Vitamin C is a water-soluble vitamin that is fantastic for your immune system and overall health. Citrus bioflavonoids are great antioxidants that may reduce inflammation and oxidative damage. Quercetin is a flavonol found in many fruits, vegetables, leaves, seeds, and grains; red onions, and kale. According to a 2019 study published in the International Journal of Molecular Science, quercetin has positive effects on microbial metabolites and supports your body (17).
According to a 2016 randomized, double-blinded, placebo-controlled, cross-over trial published in the British Journal of Nutrition, quercetin may improve uric acid levels (18). According to a 2009 prospective study published in Archive Internal Medicine, vitamin C may improve gout in men (19).
Fish oil is high in anti-inflammatory omega-3 fatty acids and may help to lower inflammation levels and decrease the risk of health issues. Fish and most seafood is also high in omega-3s, however, some fish and most shellfish are high in purines and may aggravate gout.

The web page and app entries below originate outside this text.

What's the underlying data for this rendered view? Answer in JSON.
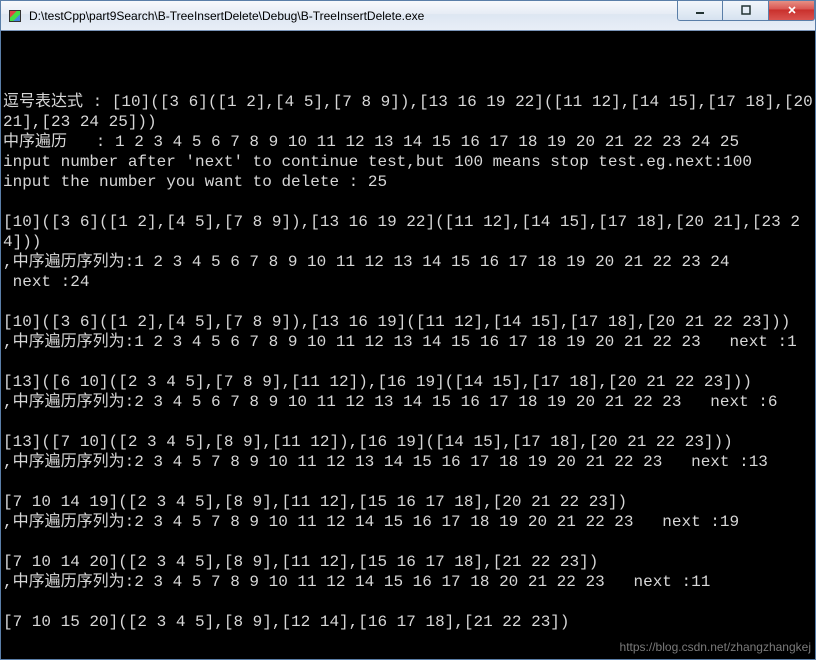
{
  "window": {
    "title": "D:\\testCpp\\part9Search\\B-TreeInsertDelete\\Debug\\B-TreeInsertDelete.exe",
    "icon_name": "console-app-icon"
  },
  "win_buttons": {
    "minimize_label": "minimize",
    "maximize_label": "maximize",
    "close_label": "close"
  },
  "console_lines": [
    "逗号表达式 : [10]([3 6]([1 2],[4 5],[7 8 9]),[13 16 19 22]([11 12],[14 15],[17 18],[20 21],[23 24 25]))",
    "中序遍历   : 1 2 3 4 5 6 7 8 9 10 11 12 13 14 15 16 17 18 19 20 21 22 23 24 25",
    "input number after 'next' to continue test,but 100 means stop test.eg.next:100",
    "input the number you want to delete : 25",
    "",
    "[10]([3 6]([1 2],[4 5],[7 8 9]),[13 16 19 22]([11 12],[14 15],[17 18],[20 21],[23 24]))",
    ",中序遍历序列为:1 2 3 4 5 6 7 8 9 10 11 12 13 14 15 16 17 18 19 20 21 22 23 24",
    " next :24",
    "",
    "[10]([3 6]([1 2],[4 5],[7 8 9]),[13 16 19]([11 12],[14 15],[17 18],[20 21 22 23]))",
    ",中序遍历序列为:1 2 3 4 5 6 7 8 9 10 11 12 13 14 15 16 17 18 19 20 21 22 23   next :1",
    "",
    "[13]([6 10]([2 3 4 5],[7 8 9],[11 12]),[16 19]([14 15],[17 18],[20 21 22 23]))",
    ",中序遍历序列为:2 3 4 5 6 7 8 9 10 11 12 13 14 15 16 17 18 19 20 21 22 23   next :6",
    "",
    "[13]([7 10]([2 3 4 5],[8 9],[11 12]),[16 19]([14 15],[17 18],[20 21 22 23]))",
    ",中序遍历序列为:2 3 4 5 7 8 9 10 11 12 13 14 15 16 17 18 19 20 21 22 23   next :13",
    "",
    "[7 10 14 19]([2 3 4 5],[8 9],[11 12],[15 16 17 18],[20 21 22 23])",
    ",中序遍历序列为:2 3 4 5 7 8 9 10 11 12 14 15 16 17 18 19 20 21 22 23   next :19",
    "",
    "[7 10 14 20]([2 3 4 5],[8 9],[11 12],[15 16 17 18],[21 22 23])",
    ",中序遍历序列为:2 3 4 5 7 8 9 10 11 12 14 15 16 17 18 20 21 22 23   next :11",
    "",
    "[7 10 15 20]([2 3 4 5],[8 9],[12 14],[16 17 18],[21 22 23])"
  ],
  "watermark": "https://blog.csdn.net/zhangzhangkej"
}
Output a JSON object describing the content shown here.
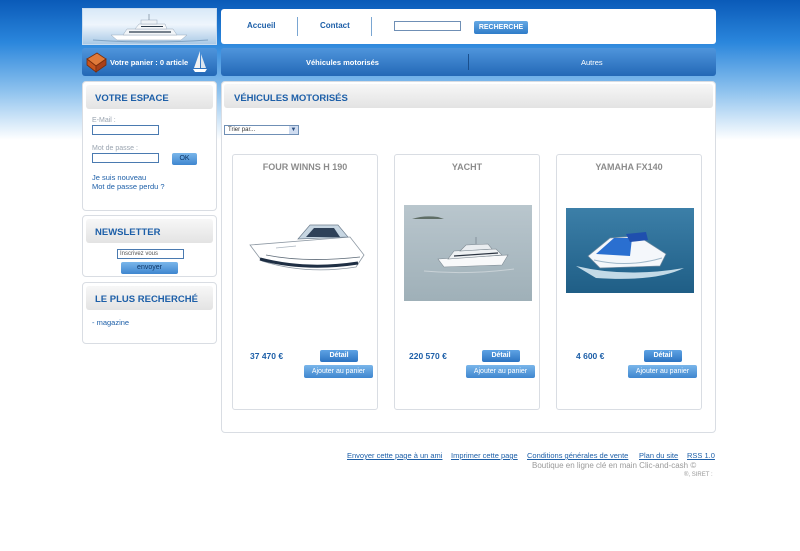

However, according to the Arthritis Foundation, fish oil is not high in purine and is safe for those with gout. The Arthritis Foundation recommends 2,000 milligrams of EPA and DHA from fish oil daily for those with gout (20).
According to a 2017 study published in the Journal of Advanced Research, deficiency of certain enzymes that are involved in purine metabolism may lead to increased uric acid and gout (21).
According to a 2011 report published in the Journal of the American Medical Association, intravenous enzyme pegloticase may be an effective strategy for those with difficult-to-treat gout that don’t respond to conventional treatments (22). Systemic enzymes, which are specific proteolytic enzymes taken on an empty stomach, may support purine metabolism and may be beneficial for gout.
Turmeric & Ginger
Turmeric and ginger are both powerful anti-inflammatory herbs that can reduce pain and improve your health. Researchers found that they may also be effective for gout. Turmeric is often used for inflammation and joint pain associated with arthritis.
According to a 2019 mice study published in Medicina (Kaunas), turmeric nanoparticles may serve as an effective anti-gout agent (23). According to a 2017 study published in the International Journal of Scientific and Technology Research, red ginger could relieve some of the pain associated with gout (24).
Tart cherries are a delicious fruit with great health benefits, including the potential to reduce gout attacks. According to a 2012 study published in Arthritis and Rheumatology, cherry consumption may reduce the risk of recurrent gout attacks (25).
According to a 2019 systematic review published in Evidence Based Complimentary and Alternative Medicine, cherries may help to decrease uric acid levels and gout associated with increased uric acid (26).
Gout is a condition caused by a buildup of uric acid causing inflammation and irritation in your joints resulting in pain, swelling, stiffness, redness, and heat. With the help of some lab testing, your functional health doctor or other healthcare provider can help to determine your risk factors and underlying causes of gout and offer a personalized treatment plan to support your body naturally.
If you want to work with a functional health coach, I recommend this article with tips on how to find a great coach. At my clinic, we offer long-distance functional health coaching programs. For further support with your health goals, just reach out and our fantastic coaches are here to support your journey.